    In social studies, students explore regions of our country through geography, diversity, population density, agriculture, history, and government. Interactive student notebooks invite students to be active participants in their own learning. Understanding of community and citizenship is expanded through social studies projects, guidance lessons, field trips and outreach events.

    Our third grade uses Social Studies Alive!  Regions of Our Country, as well as other materials, which truly engage students in learning.  Children experience concepts through innovative activities that include dramatic role-playing, creative simulations, dynamic group projects, and writing activities.  
    As students explore different social studies topics, they learn to think like social scientists.. They take the perspective of the following social science traditions: economics, geography, political science, and history.  They wear these different social scientist “hats” as they study social studies themes.
  • Spanish

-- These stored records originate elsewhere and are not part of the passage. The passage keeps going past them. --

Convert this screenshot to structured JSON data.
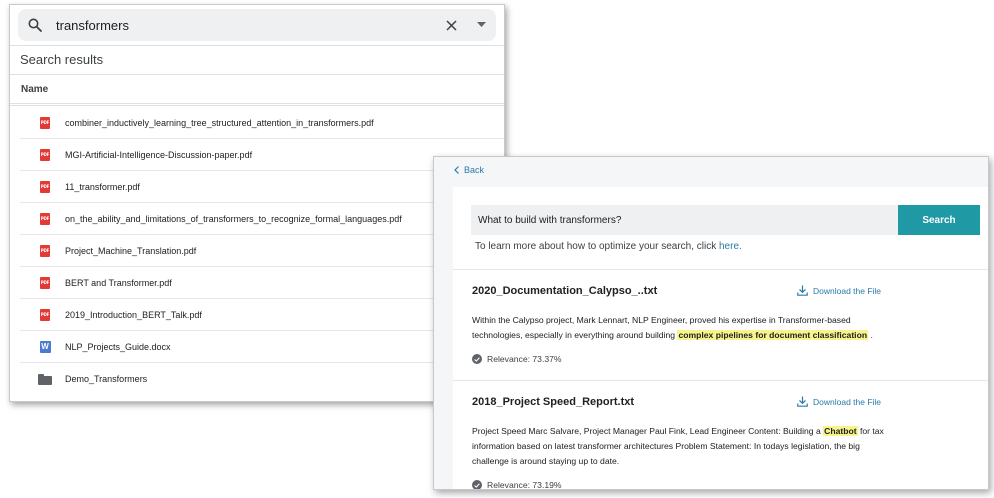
{
  "drive": {
    "search": {
      "query": "transformers",
      "search_icon": "search-icon",
      "clear_icon": "close-icon",
      "dropdown_icon": "chevron-down-icon"
    },
    "results_heading": "Search results",
    "column_header": "Name",
    "files": [
      {
        "name": "combiner_inductively_learning_tree_structured_attention_in_transformers.pdf",
        "type": "pdf"
      },
      {
        "name": "MGI-Artificial-Intelligence-Discussion-paper.pdf",
        "type": "pdf"
      },
      {
        "name": "11_transformer.pdf",
        "type": "pdf"
      },
      {
        "name": "on_the_ability_and_limitations_of_transformers_to_recognize_formal_languages.pdf",
        "type": "pdf"
      },
      {
        "name": "Project_Machine_Translation.pdf",
        "type": "pdf"
      },
      {
        "name": "BERT and Transformer.pdf",
        "type": "pdf"
      },
      {
        "name": "2019_Introduction_BERT_Talk.pdf",
        "type": "pdf"
      },
      {
        "name": "NLP_Projects_Guide.docx",
        "type": "docx"
      },
      {
        "name": "Demo_Transformers",
        "type": "folder"
      }
    ],
    "icons": {
      "pdf_label": "PDF",
      "docx_label": "W"
    },
    "colors": {
      "pdf": "#e53935",
      "docx": "#4a7bd0",
      "folder": "#5f6368"
    }
  },
  "ai_search": {
    "back_label": "Back",
    "query": "What to build with transformers?",
    "search_button": "Search",
    "hint_text": "To learn more about how to optimize your search, click ",
    "hint_link": "here.",
    "download_label": "Download the File",
    "results": [
      {
        "title": "2020_Documentation_Calypso_..txt",
        "text_before": "Within the Calypso project, Mark Lennart, NLP Engineer, proved his expertise in Transformer-based technologies, especially in everything around building ",
        "highlight": "complex pipelines for document classification",
        "text_after": " .",
        "relevance": "Relevance: 73.37%"
      },
      {
        "title": "2018_Project Speed_Report.txt",
        "text_before": "Project Speed Marc Salvare, Project Manager Paul Fink, Lead Engineer Content: Building a ",
        "highlight": "Chatbot",
        "text_after": " for tax information based on latest transformer architectures Problem Statement: In todays legislation, the big challenge is around staying up to date.",
        "relevance": "Relevance: 73.19%"
      }
    ],
    "colors": {
      "accent": "#1f9aa5",
      "link": "#2a7aa8",
      "highlight": "#f7f58a"
    }
  }
}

    The third-grade Spanish continues to build on the same areas. They practice interrogation with all their verbs. Short dialogues are a staple in class. They learn numbers up to 400 and work on multiplication on a regular basis. They learn to use verbs for the third person singular form--He/She/It. By the end of the year, they can speak, read, write, understand statements and questions about a friend or family member. They practice the basic restaurant script from second grade and learn a new set of foods for a script taking place in the kitchen at home. As third graders study the history and culture of Spanish-speaking countries, they focus on Central America and the Caribbean, zooming in on Costa Rica for an extended unit.
  • Technology

    In Lower School, our learning design involves high engagement, structured so that students are drawn into appropriate levels of challenge. Curiosity and creativity are nurtured, along with consistent encouragement for teamwork and partner work. Students are encouraged to try new things, and to think and talk through problem-solving steps. Students follow core values as they use media and technology.

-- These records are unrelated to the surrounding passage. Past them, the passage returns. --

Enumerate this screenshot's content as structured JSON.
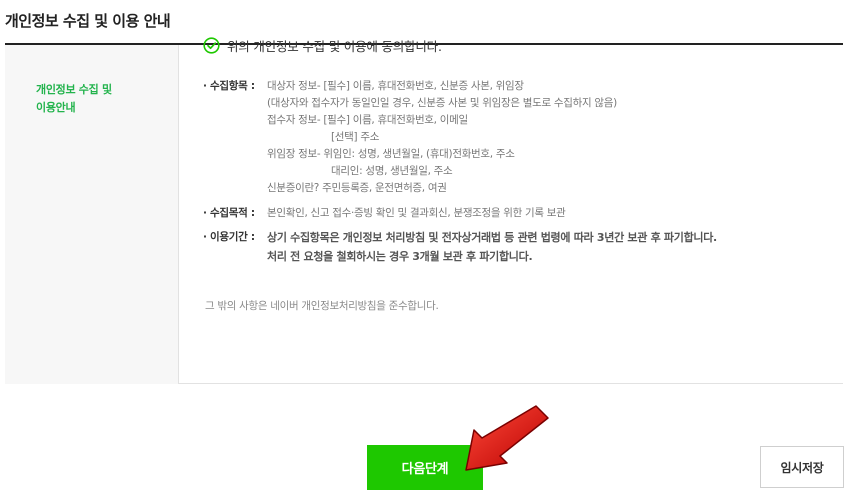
{
  "page": {
    "title": "개인정보 수집 및 이용 안내"
  },
  "side": {
    "label": "개인정보 수집 및\n이용안내"
  },
  "consent": {
    "text": "위의 개인정보 수집 및 이용에 동의합니다."
  },
  "collect": {
    "heading": "· 수집항목 :",
    "lines": [
      "대상자 정보- [필수] 이름, 휴대전화번호, 신분증 사본, 위임장",
      "(대상자와 접수자가 동일인일 경우, 신분증 사본 및 위임장은 별도로 수집하지 않음)",
      "접수자 정보- [필수] 이름, 휴대전화번호, 이메일",
      "[선택] 주소",
      "위임장 정보- 위임인: 성명, 생년월일, (휴대)전화번호, 주소",
      "대리인: 성명, 생년월일, 주소",
      "신분증이란? 주민등록증, 운전면허증, 여권"
    ]
  },
  "purpose": {
    "heading": "· 수집목적 :",
    "text": "본인확인, 신고 접수·증빙 확인 및 결과회신, 분쟁조정을 위한 기록 보관"
  },
  "period": {
    "heading": "· 이용기간 :",
    "line1": "상기 수집항목은 개인정보 처리방침 및 전자상거래법 등 관련 법령에 따라 3년간 보관 후 파기합니다.",
    "line2": "처리 전 요청을 철회하시는 경우 3개월 보관 후 파기합니다."
  },
  "note": {
    "text": "그 밖의 사항은 네이버 개인정보처리방침을 준수합니다."
  },
  "buttons": {
    "next": "다음단계",
    "save": "임시저장"
  },
  "colors": {
    "accent": "#1ec800",
    "label_green": "#22b34c",
    "arrow": "#e01414"
  },
  "icons": {
    "check": "check-circle-icon",
    "arrow": "red-arrow-pointer"
  }
}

    During the third grade year, students work with robotic devices using EdBlocks, a fully graphical robot programming language ideal for students aged 8 to 12 years old. Students also gain experience with coding through using a variety of resources and challenge tasks. Students use digital resources alongside hands-on learning. They participate in a variety of hands-on maker challenges and creative presentations.

    Technology is integrated into classroom curriculum units to promote information literacy, creative work, and critical thinking. Students also use quality learning software appropriate to their developmental level in the areas of literacy and reading, and in math and problem solving. Tech basics include digital citizenship education, keyboarding/writing, creative mixed media and presentations, and information literacy. Special emphasis is placed on comprehension, communication, organization, and research skills. This program helps students increase their sophistication levels in currently available technology, but also incorporates "learning to learn" in a way that will transfer to the technology tools of the future.

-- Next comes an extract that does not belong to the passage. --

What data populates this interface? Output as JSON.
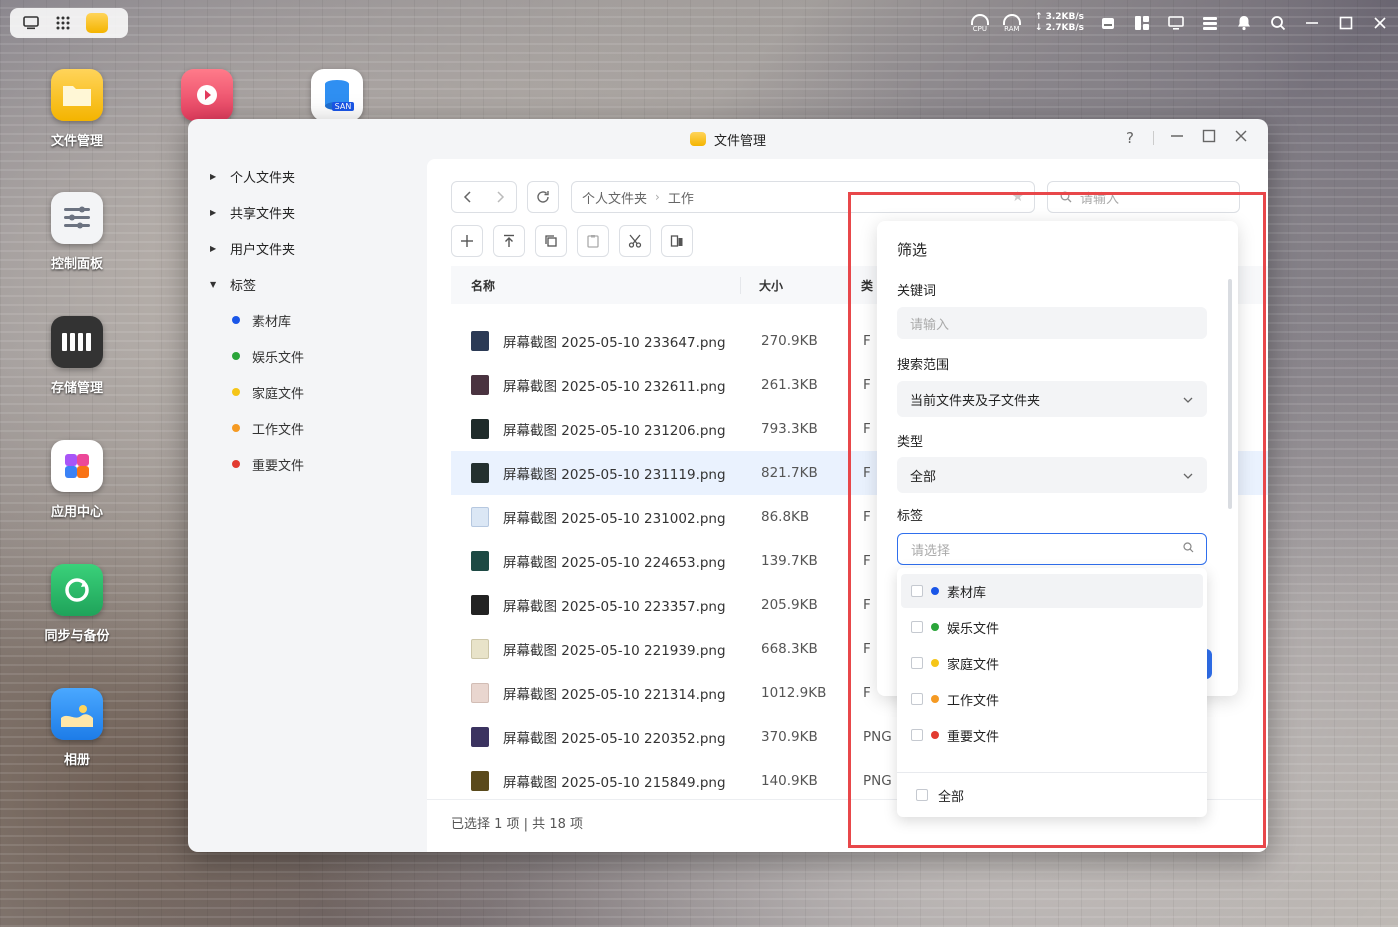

Classroom Teachers

Kevin Fox
Third Grade Teacher

Angela Hernandez
Third Grade Teacher

Megan Kelly

Third Grade Teacher

Co-Curricular Teachers

Jennifer Brooks
Learning Specialist

Jennifer Calvert


Kelvin Drakeford
Physical Education

Krista Johns

Nisa Kalambaheti
Media Specialist

Judy Killam
Physical Education

Debbie McKinsey
Aimée Pfitzner

Kathie Riley

Teresa Schmitt
World Language (Grades 1 - 4)

Kelli Waller
Physical Education

Cannon School

Phone: 704-786-8171 | Fax: 704-788-7779